Steps beyond declarations: presidential leadership in building a case for inclusive excellence
To say these are interesting times is an understatement. The confluence of the coronavirus pandemic and the resulting economic upheavals, combined with the structural racism and ensuing racial tragedies that continue to plague our country, have created a ‘perfect storm’ of conditions highlighting the inequalities in our society . . Community college presidents are in the eye of this storm, and it is essential for us to demonstrate our commitment to eradicate racism and support social justice and, most importantly, to develop a strategy to effect reforms and achieve inclusive excellence.
In this brand new academic year, we must ask ourselves: how not only to brave this storm but to emerge stronger? It is not enough to embrace platitudes. Yes, statements are important, but we must go beyond them to be successful. They are the foundation on which we must build a culture of equity and inclusion. Structural racism is based on historic policies and practices and the resulting inequitable outcomes in economic wealth, health, education and life expectancy. Implicit biases – the unchallenged narratives and assumptions about historically marginalized students – are insidious and often overlooked by well-meaning people. We understand that the challenge is great, but the potential of our students is even greater.
To be clear, we are not talking about affirmative action or equal employment opportunity, altruism or undeserving achievement. We need to see bigger than that. To close equity gaps, community colleges must first provide a safe and welcoming environment, create strategic college-community partnerships, and leverage our organizational resources and collaborative leadership to ensure opportunities and fair outcomes for all of our students.
The key words here are Access â the opportunity to fully participate in campus life; Equity â fair and equitable outcomes so that all realize their full intellectual and professional potential; and Inclusion â a sense of individual or group belonging as valued members of campus life. With those words in mind, at Rockland Community College, we began to develop an action plan in June. âSteps Beyond Statementsâ is Rockland Community College’s commitment to life our value of social conscience.
Our first step was to establish a college task force to examine the legacy of diversity efforts led by the former college diversity committee to leverage their results to reflect current realities. The task force was tasked with developing a new college-wide plan with specific results that are measurable using key performance indicators that are to be reported on an equity scorecard. We conducted an in-depth survey of student diversity, and the data analyzed provided us with essential information that will serve as a guide for our ongoing activities.
In June, I hosted a Black Lives Matter roundtable with RCC students and alumni. Having these type of interviews leads to additional dialogue, generating new ideas and ways of thinking. The new Office of Diversity, Equity and Inclusion followed this event, hosting a kick-off conversation with our faculty on inclusive and equitable teaching, titled Listen to learn and conversations to contribute. The program highlighted innovative strategies to engage all students as part of the Certificate Program on Diversity, Equity and Inclusion in Teaching and Learning at the SUNY Center for Professional Development. The aim of this program is to help professors and others involved in teaching and learning in higher education to develop new mindsets and strategies for more inclusive and equitable practices in classrooms and beyond. learning environments.

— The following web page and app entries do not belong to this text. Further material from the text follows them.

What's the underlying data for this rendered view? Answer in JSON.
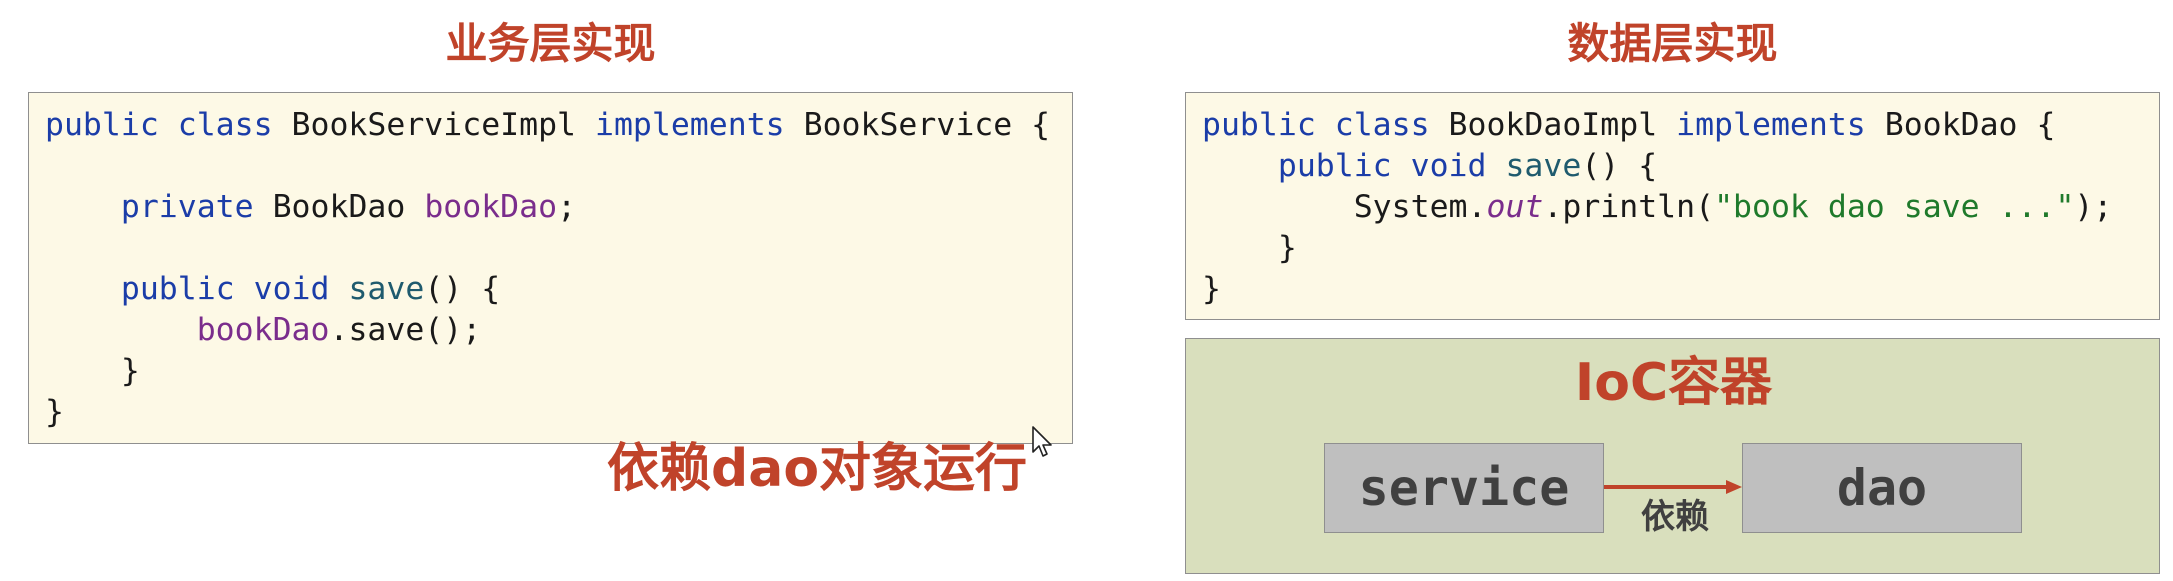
{
  "business_layer": {
    "heading": "业务层实现",
    "code_lines": [
      [
        {
          "t": "public class",
          "c": "kw"
        },
        {
          "t": " BookServiceImpl "
        },
        {
          "t": "implements",
          "c": "kw"
        },
        {
          "t": " BookService {"
        }
      ],
      [],
      [
        {
          "t": "    "
        },
        {
          "t": "private",
          "c": "kw"
        },
        {
          "t": " BookDao "
        },
        {
          "t": "bookDao",
          "c": "field"
        },
        {
          "t": ";"
        }
      ],
      [],
      [
        {
          "t": "    "
        },
        {
          "t": "public void",
          "c": "kw"
        },
        {
          "t": " "
        },
        {
          "t": "save",
          "c": "mth"
        },
        {
          "t": "() {"
        }
      ],
      [
        {
          "t": "        "
        },
        {
          "t": "bookDao",
          "c": "field"
        },
        {
          "t": ".save();"
        }
      ],
      [
        {
          "t": "    }"
        }
      ],
      [
        {
          "t": "}"
        }
      ]
    ],
    "annotation": "依赖dao对象运行"
  },
  "data_layer": {
    "heading": "数据层实现",
    "code_lines": [
      [
        {
          "t": "public class",
          "c": "kw"
        },
        {
          "t": " BookDaoImpl "
        },
        {
          "t": "implements",
          "c": "kw"
        },
        {
          "t": " BookDao {"
        }
      ],
      [
        {
          "t": "    "
        },
        {
          "t": "public void",
          "c": "kw"
        },
        {
          "t": " "
        },
        {
          "t": "save",
          "c": "mth"
        },
        {
          "t": "() {"
        }
      ],
      [
        {
          "t": "        System."
        },
        {
          "t": "out",
          "c": "static"
        },
        {
          "t": ".println("
        },
        {
          "t": "\"book dao save ...\"",
          "c": "str"
        },
        {
          "t": ");"
        }
      ],
      [
        {
          "t": "    }"
        }
      ],
      [
        {
          "t": "}"
        }
      ]
    ]
  },
  "ioc_container": {
    "title": "IoC容器",
    "source_bean": "service",
    "target_bean": "dao",
    "relation_label": "依赖"
  },
  "colors": {
    "accent": "#c0432a",
    "code_background": "#fdf9e6",
    "container_background": "#d9dfbd",
    "bean_fill": "#bfbfbf",
    "keyword": "#1b3da8",
    "field": "#7a2d8c",
    "string": "#1f7a2b"
  },
  "icons": [
    "mouse-cursor-icon",
    "dependency-arrow"
  ]
}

Our Connection Advisors and Student Engagement Teams have come together to create a space for the RCC community to have a voice and to suggest ways to make a difference when it comes to systemic injustices. RCC speaks is a space for students to share their thoughts, feelings, perspectives and suggestions through words, pictures and videos, on how to make a difference in our lives, on our campus and in our communities.
Whichever approach you decide to take in approaching equity-focused reforms on your campus, there are some things that should be essential to justify your argument. Institutions would benefit from demonstrating how equity-focused reform:

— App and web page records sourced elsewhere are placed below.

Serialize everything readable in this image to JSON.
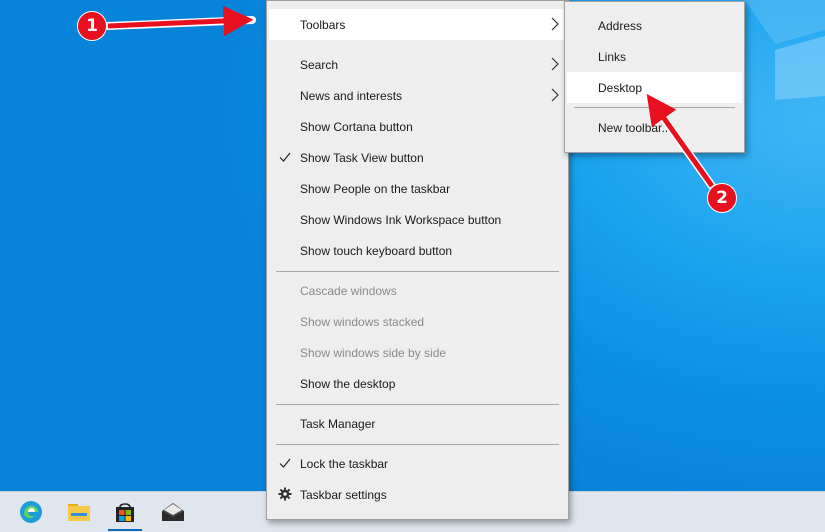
{
  "menu": {
    "items": [
      {
        "label": "Toolbars",
        "submenu": true
      },
      {
        "label": "Search",
        "submenu": true
      },
      {
        "label": "News and interests",
        "submenu": true
      },
      {
        "label": "Show Cortana button"
      },
      {
        "label": "Show Task View button",
        "checked": true
      },
      {
        "label": "Show People on the taskbar"
      },
      {
        "label": "Show Windows Ink Workspace button"
      },
      {
        "label": "Show touch keyboard button"
      },
      {
        "label": "Cascade windows",
        "disabled": true
      },
      {
        "label": "Show windows stacked",
        "disabled": true
      },
      {
        "label": "Show windows side by side",
        "disabled": true
      },
      {
        "label": "Show the desktop"
      },
      {
        "label": "Task Manager"
      },
      {
        "label": "Lock the taskbar",
        "checked": true
      },
      {
        "label": "Taskbar settings",
        "icon": "gear-icon"
      }
    ]
  },
  "submenu": {
    "items": [
      {
        "label": "Address"
      },
      {
        "label": "Links"
      },
      {
        "label": "Desktop"
      },
      {
        "label": "New toolbar..."
      }
    ]
  },
  "annotations": {
    "badge1": "1",
    "badge2": "2",
    "color": "#e8101e"
  },
  "taskbar": {
    "icons": [
      "edge-icon",
      "file-explorer-icon",
      "microsoft-store-icon",
      "mail-icon"
    ]
  }
}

- Affirms the role of public higher education institutions in nation building
- Illustrates the unique educational and unifying roles of community colleges
- Uplift the mission, vision and values ââof the college
- Extends the college’s institutional overhaul efforts beyond the student experience
- Catalyzes campus-wide collaboration and engagement
Presidents must engage in this work with courage, conviction, compassion and confidence if we are to truly make equity-oriented reforms that will make a difference in our institutions. Declarations in favor of eradicating racism and supporting social justice are an essential first step for every organization, but action must follow so that progress can be real and change can be tangible. We believe our âsteps beyond declaringâ will lead to a more equitable experience for our students, faculty and staff. Community colleges have always been the colleges of democracy, offering a glimmer of hope to those striving to improve their lives. Now we have the opportunity to be a shining beacon for many others who will look to us to keep the ladder steady and allow them to climb higher.
Finally, I would say that it is our fundamental obligation to ensure that history looks at this perfect storm and finds that community colleges were on the front lines in ensuring that we emerge into a better and more equitable world.
Dr. Michael A. Baston is the President of Rockland Community College.